(Beginning of Input data)

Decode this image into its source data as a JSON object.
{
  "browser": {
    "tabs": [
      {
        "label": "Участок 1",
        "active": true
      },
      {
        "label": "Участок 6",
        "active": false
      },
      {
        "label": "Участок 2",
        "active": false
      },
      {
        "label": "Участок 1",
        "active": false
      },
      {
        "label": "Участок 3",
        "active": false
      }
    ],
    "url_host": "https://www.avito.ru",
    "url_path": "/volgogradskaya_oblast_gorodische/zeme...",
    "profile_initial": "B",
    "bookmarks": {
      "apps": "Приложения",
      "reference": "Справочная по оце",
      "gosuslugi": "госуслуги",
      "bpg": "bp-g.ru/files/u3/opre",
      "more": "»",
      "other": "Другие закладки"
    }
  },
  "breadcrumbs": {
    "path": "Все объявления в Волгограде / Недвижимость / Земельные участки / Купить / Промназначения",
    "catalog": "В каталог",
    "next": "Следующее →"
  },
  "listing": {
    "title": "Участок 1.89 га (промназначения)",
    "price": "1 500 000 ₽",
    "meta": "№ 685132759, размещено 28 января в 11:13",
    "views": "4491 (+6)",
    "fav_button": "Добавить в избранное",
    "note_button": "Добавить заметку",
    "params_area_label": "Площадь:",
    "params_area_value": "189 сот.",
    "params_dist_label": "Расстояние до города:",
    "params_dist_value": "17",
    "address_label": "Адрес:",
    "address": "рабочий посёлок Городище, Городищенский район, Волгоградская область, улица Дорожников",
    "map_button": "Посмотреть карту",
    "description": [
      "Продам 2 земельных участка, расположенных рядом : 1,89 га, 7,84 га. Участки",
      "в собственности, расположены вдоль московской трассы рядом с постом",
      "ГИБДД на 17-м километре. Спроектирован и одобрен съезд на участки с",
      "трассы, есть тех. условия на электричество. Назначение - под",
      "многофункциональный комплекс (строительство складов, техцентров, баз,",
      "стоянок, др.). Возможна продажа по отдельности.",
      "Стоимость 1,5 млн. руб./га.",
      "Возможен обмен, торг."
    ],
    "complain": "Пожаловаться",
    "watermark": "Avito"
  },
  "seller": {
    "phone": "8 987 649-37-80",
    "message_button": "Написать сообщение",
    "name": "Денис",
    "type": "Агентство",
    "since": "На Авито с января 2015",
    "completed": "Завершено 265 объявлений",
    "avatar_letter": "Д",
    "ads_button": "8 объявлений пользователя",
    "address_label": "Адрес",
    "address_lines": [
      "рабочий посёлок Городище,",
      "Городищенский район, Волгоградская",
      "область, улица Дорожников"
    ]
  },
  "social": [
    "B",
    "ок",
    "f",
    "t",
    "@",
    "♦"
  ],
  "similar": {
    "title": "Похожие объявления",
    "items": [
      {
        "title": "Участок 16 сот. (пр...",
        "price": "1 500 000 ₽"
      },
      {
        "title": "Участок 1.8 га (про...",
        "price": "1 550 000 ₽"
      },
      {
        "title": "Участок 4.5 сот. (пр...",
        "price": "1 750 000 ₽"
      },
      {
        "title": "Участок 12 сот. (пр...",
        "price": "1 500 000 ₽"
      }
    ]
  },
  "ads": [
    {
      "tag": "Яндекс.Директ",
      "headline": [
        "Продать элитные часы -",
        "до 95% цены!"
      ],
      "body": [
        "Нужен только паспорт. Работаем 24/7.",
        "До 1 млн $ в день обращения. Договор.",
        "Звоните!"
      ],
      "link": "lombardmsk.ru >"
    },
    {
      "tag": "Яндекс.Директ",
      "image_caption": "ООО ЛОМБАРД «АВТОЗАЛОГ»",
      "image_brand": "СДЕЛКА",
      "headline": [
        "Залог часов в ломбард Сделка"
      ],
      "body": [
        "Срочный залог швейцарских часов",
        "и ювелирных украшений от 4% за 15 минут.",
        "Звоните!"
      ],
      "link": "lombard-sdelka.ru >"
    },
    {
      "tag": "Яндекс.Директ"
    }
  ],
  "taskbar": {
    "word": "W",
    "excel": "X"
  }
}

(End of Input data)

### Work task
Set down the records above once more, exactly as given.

### Answer area
Decode this image into its source data as a JSON object.
{
  "browser": {
    "tabs": [
      {
        "label": "Участок 1",
        "active": true
      },
      {
        "label": "Участок 6",
        "active": false
      },
      {
        "label": "Участок 2",
        "active": false
      },
      {
        "label": "Участок 1",
        "active": false
      },
      {
        "label": "Участок 3",
        "active": false
      }
    ],
    "url_host": "https://www.avito.ru",
    "url_path": "/volgogradskaya_oblast_gorodische/zeme...",
    "profile_initial": "B",
    "bookmarks": {
      "apps": "Приложения",
      "reference": "Справочная по оце",
      "gosuslugi": "госуслуги",
      "bpg": "bp-g.ru/files/u3/opre",
      "more": "»",
      "other": "Другие закладки"
    }
  },
  "breadcrumbs": {
    "path": "Все объявления в Волгограде / Недвижимость / Земельные участки / Купить / Промназначения",
    "catalog": "В каталог",
    "next": "Следующее →"
  },
  "listing": {
    "title": "Участок 1.89 га (промназначения)",
    "price": "1 500 000 ₽",
    "meta": "№ 685132759, размещено 28 января в 11:13",
    "views": "4491 (+6)",
    "fav_button": "Добавить в избранное",
    "note_button": "Добавить заметку",
    "params_area_label": "Площадь:",
    "params_area_value": "189 сот.",
    "params_dist_label": "Расстояние до города:",
    "params_dist_value": "17",
    "address_label": "Адрес:",
    "address": "рабочий посёлок Городище, Городищенский район, Волгоградская область, улица Дорожников",
    "map_button": "Посмотреть карту",
    "description": [
      "Продам 2 земельных участка, расположенных рядом : 1,89 га, 7,84 га. Участки",
      "в собственности, расположены вдоль московской трассы рядом с постом",
      "ГИБДД на 17-м километре. Спроектирован и одобрен съезд на участки с",
      "трассы, есть тех. условия на электричество. Назначение - под",
      "многофункциональный комплекс (строительство складов, техцентров, баз,",
      "стоянок, др.). Возможна продажа по отдельности.",
      "Стоимость 1,5 млн. руб./га.",
      "Возможен обмен, торг."
    ],
    "complain": "Пожаловаться",
    "watermark": "Avito"
  },
  "seller": {
    "phone": "8 987 649-37-80",
    "message_button": "Написать сообщение",
    "name": "Денис",
    "type": "Агентство",
    "since": "На Авито с января 2015",
    "completed": "Завершено 265 объявлений",
    "avatar_letter": "Д",
    "ads_button": "8 объявлений пользователя",
    "address_label": "Адрес",
    "address_lines": [
      "рабочий посёлок Городище,",
      "Городищенский район, Волгоградская",
      "область, улица Дорожников"
    ]
  },
  "social": [
    "B",
    "ок",
    "f",
    "t",
    "@",
    "♦"
  ],
  "similar": {
    "title": "Похожие объявления",
    "items": [
      {
        "title": "Участок 16 сот. (пр...",
        "price": "1 500 000 ₽"
      },
      {
        "title": "Участок 1.8 га (про...",
        "price": "1 550 000 ₽"
      },
      {
        "title": "Участок 4.5 сот. (пр...",
        "price": "1 750 000 ₽"
      },
      {
        "title": "Участок 12 сот. (пр...",
        "price": "1 500 000 ₽"
      }
    ]
  },
  "ads": [
    {
      "tag": "Яндекс.Директ",
      "headline": [
        "Продать элитные часы -",
        "до 95% цены!"
      ],
      "body": [
        "Нужен только паспорт. Работаем 24/7.",
        "До 1 млн $ в день обращения. Договор.",
        "Звоните!"
      ],
      "link": "lombardmsk.ru >"
    },
    {
      "tag": "Яндекс.Директ",
      "image_caption": "ООО ЛОМБАРД «АВТОЗАЛОГ»",
      "image_brand": "СДЕЛКА",
      "headline": [
        "Залог часов в ломбард Сделка"
      ],
      "body": [
        "Срочный залог швейцарских часов",
        "и ювелирных украшений от 4% за 15 минут.",
        "Звоните!"
      ],
      "link": "lombard-sdelka.ru >"
    },
    {
      "tag": "Яндекс.Директ"
    }
  ],
  "taskbar": {
    "word": "W",
    "excel": "X"
  }
}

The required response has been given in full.